“The impact was dire, ongoing and will cause long-lasting changes to procedures and processes,” said the statement from North Battleford’s city manager James Puffalt.

Prince Albert’s statement said the spill caused significant disruption and stress for residents and had considerable costs.

Spray parks were closed at the peak of the summer holidays. Laundromats were shut down. Car washes couldn’t operate and businesses had to close.

“The city was forced to implement its emergency operations centre,” said the statement.

The city also had to lay temporary lines to two nearby rivers for drinking water.

Saskatchewan prosecutor Matthew Miazga told court there has never been an environmental event as significant in the province.

“Literally tens of thousands of people downstream were impacted.”
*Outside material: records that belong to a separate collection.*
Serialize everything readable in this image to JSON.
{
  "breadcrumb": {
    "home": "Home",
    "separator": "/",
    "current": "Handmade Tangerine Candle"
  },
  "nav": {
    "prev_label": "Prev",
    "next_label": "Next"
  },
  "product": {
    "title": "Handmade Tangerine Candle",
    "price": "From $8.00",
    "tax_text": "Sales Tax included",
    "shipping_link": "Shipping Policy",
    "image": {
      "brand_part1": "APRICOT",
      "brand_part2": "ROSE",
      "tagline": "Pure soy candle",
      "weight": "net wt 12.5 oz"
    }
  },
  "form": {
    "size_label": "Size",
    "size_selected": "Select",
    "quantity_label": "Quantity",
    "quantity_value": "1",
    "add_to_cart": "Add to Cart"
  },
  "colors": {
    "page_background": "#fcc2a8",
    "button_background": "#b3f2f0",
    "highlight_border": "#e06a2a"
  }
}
Environment Canada investigator Jeff Puetz said staff put their full effort into getting information.

“We did search warrants and gathered tens of thousands of copies of documents from Husky in order to get enough evidence,” he said.

The company said the pipeline buckled and leaked because of ground movement.

The line was allowed to reopen in October 2016 after being repaired and inspected.

Husky CEO Rob Peabody noted in a release that the oil and gas producer has been doing business in the Lloydminster region for more than 70 years.

“We understand that some people think we could have done better. After having such a long and successful history in this region, the event three years ago was a disappointment for all of us.”

He added that the company has made improvements that include an updated leak response protocol, regular geotechnical reviews of pipelines and fibre optic sensing technology.